By the next morning I was cooled down. The boys met me in my classroom and we talked. We discussed the project, it's merits, and it's problems. Their humor was appreciated, but it came at a cost I still don't think they understand. And how can they? When the messages all over commercial television are negative and generally insulting, it's no wonder that these boys would take those themes and elaborate upon them. Most concerning was their surprise at my reaction to what they had created. They were genuinely shocked that I was offended, or that anyone would have been offended. The boys previewed their project within their circle of friends to rave reviews. I think this is a major problem within our culture. Take a show like the Family Guy: a funny show for adults.

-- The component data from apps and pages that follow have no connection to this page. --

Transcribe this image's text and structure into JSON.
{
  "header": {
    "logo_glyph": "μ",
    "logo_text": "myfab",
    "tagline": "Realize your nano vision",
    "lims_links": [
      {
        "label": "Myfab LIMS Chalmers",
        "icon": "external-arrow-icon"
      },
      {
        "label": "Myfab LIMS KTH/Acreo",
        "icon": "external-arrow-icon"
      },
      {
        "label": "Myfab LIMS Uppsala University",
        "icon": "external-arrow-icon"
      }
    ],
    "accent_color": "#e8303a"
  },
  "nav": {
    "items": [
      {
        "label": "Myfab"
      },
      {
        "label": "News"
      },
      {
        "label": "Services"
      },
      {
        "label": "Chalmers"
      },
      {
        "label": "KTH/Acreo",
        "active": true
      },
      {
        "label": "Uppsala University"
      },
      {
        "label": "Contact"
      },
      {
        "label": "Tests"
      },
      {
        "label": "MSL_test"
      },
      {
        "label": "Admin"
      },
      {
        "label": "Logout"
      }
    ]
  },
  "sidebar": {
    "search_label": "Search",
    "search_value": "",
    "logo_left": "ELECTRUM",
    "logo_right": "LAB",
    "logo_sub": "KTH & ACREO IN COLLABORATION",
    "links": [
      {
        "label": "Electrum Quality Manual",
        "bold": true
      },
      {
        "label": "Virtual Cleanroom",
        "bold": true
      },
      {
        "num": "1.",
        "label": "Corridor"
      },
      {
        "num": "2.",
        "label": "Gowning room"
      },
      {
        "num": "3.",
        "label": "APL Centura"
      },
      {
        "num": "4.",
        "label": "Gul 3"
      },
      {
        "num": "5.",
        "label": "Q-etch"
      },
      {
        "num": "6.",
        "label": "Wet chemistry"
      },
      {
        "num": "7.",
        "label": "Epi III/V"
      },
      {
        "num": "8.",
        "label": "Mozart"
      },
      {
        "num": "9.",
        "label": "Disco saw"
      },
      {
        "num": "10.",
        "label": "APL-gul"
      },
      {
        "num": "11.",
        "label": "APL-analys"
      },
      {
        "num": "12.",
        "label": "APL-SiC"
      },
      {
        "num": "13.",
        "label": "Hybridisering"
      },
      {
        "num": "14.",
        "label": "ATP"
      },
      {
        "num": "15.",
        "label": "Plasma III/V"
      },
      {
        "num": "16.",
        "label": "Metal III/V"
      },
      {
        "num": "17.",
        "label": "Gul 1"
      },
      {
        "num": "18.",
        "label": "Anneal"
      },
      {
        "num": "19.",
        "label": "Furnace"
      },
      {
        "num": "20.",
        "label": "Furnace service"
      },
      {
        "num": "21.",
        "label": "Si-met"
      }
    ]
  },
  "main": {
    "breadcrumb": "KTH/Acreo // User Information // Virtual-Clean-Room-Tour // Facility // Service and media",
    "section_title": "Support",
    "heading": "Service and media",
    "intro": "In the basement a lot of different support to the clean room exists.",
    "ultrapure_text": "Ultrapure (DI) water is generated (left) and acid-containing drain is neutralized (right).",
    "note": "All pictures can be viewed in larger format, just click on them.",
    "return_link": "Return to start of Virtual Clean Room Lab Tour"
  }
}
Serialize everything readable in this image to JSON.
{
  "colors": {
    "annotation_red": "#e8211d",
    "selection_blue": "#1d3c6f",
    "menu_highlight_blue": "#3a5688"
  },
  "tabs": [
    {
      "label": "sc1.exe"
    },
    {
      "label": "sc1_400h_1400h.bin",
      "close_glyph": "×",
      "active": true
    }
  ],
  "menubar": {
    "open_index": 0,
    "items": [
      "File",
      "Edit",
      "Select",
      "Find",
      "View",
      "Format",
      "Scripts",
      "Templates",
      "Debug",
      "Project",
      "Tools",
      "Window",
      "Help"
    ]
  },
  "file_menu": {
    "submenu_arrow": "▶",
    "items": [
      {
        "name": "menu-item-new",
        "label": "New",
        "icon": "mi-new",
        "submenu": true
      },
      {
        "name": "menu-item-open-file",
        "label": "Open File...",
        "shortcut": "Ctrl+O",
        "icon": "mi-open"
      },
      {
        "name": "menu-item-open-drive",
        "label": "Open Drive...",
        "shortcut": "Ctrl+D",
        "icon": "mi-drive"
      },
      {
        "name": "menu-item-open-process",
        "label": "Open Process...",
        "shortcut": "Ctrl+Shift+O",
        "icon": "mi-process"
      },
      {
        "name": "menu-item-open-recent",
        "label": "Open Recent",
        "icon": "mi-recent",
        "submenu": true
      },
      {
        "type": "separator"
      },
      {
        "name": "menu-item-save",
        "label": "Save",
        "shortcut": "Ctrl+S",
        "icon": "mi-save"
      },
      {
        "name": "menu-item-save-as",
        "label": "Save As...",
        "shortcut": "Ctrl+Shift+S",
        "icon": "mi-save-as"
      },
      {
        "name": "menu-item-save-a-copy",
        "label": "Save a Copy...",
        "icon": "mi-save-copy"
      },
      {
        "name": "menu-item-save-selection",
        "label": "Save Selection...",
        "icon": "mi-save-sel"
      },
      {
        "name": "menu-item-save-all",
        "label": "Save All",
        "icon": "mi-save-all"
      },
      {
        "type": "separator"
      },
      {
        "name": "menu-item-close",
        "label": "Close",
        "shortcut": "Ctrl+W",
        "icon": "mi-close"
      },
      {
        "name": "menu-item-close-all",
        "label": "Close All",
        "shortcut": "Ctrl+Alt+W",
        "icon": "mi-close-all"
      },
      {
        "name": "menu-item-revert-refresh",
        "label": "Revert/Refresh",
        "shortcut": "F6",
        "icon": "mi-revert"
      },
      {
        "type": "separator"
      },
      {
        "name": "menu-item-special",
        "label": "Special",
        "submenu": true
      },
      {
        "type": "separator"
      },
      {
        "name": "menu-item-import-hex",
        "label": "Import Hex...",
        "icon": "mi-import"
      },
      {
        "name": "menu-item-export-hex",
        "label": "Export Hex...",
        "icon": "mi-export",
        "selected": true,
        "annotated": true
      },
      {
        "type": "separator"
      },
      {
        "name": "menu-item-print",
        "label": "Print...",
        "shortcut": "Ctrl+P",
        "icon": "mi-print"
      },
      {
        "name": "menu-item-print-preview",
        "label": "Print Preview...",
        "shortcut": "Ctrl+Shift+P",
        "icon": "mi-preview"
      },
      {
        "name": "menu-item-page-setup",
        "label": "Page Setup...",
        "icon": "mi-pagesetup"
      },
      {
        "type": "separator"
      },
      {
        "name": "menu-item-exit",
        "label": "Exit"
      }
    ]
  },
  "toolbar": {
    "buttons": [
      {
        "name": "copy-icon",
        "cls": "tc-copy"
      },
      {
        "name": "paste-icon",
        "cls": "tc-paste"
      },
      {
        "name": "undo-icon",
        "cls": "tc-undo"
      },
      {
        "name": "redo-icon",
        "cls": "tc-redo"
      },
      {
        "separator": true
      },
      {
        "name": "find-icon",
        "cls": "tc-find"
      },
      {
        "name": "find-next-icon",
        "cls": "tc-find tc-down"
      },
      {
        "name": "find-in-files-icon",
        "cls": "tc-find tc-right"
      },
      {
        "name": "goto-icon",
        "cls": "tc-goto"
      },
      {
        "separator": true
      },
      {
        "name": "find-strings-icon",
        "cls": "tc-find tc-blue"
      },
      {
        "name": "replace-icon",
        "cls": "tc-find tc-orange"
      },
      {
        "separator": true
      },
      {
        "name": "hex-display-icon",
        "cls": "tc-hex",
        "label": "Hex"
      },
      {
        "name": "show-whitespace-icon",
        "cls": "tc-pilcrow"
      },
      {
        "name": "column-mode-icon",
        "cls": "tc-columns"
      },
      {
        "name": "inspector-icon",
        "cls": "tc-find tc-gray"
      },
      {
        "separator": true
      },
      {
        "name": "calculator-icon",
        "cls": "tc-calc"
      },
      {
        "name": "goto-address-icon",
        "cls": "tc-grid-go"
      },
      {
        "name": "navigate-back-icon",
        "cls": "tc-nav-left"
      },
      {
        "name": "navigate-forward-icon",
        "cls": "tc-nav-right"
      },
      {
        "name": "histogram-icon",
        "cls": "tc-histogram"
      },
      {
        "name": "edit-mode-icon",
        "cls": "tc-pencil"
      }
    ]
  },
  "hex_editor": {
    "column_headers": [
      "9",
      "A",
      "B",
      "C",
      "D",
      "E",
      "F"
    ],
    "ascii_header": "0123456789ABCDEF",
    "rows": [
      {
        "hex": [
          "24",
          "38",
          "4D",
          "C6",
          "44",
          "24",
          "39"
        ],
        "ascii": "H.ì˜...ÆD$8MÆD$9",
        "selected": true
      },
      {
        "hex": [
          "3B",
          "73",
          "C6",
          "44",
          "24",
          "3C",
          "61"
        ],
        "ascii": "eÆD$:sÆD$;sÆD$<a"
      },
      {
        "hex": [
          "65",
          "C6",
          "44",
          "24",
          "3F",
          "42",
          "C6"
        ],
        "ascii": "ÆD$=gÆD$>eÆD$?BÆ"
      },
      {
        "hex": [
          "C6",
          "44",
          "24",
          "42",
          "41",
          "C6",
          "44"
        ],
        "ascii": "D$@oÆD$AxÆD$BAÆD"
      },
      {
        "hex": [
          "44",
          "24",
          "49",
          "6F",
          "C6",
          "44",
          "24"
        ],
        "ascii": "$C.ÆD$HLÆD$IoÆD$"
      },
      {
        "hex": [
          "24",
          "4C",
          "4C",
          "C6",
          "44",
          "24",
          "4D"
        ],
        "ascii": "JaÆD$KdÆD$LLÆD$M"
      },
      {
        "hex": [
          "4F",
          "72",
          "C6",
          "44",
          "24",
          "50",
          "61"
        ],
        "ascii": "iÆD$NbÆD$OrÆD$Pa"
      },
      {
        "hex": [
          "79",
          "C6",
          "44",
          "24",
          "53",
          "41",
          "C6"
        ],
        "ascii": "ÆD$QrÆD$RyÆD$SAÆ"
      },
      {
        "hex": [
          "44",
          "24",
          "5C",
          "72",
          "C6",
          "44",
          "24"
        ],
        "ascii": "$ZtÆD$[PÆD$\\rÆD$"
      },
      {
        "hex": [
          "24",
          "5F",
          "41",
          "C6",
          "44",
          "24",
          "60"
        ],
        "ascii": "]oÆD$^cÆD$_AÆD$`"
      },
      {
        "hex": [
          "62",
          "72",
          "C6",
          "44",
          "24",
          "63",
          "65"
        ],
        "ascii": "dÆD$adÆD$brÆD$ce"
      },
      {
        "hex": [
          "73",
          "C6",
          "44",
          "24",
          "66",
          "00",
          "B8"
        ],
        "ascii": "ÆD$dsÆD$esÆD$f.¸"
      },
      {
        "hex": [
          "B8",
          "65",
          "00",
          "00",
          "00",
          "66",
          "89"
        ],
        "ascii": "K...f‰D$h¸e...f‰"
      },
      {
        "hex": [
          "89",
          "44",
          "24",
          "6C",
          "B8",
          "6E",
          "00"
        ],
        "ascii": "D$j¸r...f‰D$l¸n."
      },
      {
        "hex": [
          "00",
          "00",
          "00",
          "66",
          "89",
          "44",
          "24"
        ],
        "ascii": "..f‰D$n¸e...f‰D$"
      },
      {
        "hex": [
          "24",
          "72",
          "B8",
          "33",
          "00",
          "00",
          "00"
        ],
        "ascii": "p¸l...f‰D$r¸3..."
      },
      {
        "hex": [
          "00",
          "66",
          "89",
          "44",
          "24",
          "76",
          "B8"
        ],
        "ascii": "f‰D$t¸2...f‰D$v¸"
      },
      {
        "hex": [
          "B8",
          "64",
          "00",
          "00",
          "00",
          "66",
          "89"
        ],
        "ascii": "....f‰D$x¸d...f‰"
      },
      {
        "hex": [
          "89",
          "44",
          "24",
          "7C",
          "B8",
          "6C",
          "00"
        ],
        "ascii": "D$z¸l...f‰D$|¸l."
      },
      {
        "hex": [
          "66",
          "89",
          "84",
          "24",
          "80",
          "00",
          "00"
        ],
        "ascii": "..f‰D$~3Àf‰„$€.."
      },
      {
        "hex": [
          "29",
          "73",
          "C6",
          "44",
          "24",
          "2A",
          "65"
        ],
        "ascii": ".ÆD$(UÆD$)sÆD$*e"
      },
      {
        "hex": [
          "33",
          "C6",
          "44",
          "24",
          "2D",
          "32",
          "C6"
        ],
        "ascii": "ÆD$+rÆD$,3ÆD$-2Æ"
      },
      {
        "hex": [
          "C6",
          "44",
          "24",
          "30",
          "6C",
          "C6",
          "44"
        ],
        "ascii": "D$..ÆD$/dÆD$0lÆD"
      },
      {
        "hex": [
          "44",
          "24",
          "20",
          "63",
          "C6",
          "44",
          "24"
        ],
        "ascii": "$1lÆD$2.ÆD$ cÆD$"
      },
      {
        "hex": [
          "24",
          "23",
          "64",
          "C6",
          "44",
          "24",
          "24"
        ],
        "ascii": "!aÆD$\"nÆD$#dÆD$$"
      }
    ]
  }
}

But I'd bet that more kids watch Family Guy than parents. And it gets worse. This year Fox sent stacks of Family Guy book covers to our school for the students to use. Every time "Jimmy" opens his history text he reads, "watch the Family Guy Sunday's on Fox." Who's in charge here?
Our jobs are so complex. We are to teach the youth to read, write, and multiply. We're not supposed to instill our values and God forbid we share our personal beliefs while we passively watch our society crumble down all around us. From student dress to use of language, everything is relative to self, and there are no absolutes. If I think it's ok and nobody gets hurt... really? I disagree with those who feel that our jobs stop at the "three R's." It can't. Who else but the teachers will protect our big-bodied babies? (Of course parents are responsible for raising their children, that's not what I mean.) Parents send their kids to public school and expect that their children will be educated in a secure and appropriate environment. Teachers are responsible for establishing and maintaining this safe-haven in our classrooms. It's a daily scrimmage in a struggle that we are losing. Our failures present themselves in small ways like allowing an inappropriate project, or comment to slip by unchecked. It's a slippery slope.
We teachers need to recommit ourselves daily to the protection of our students. When you enter your classroom today and look at your pupils remember that these kids are really just babies who are in desperate need of our best attention.
Please post your comments below.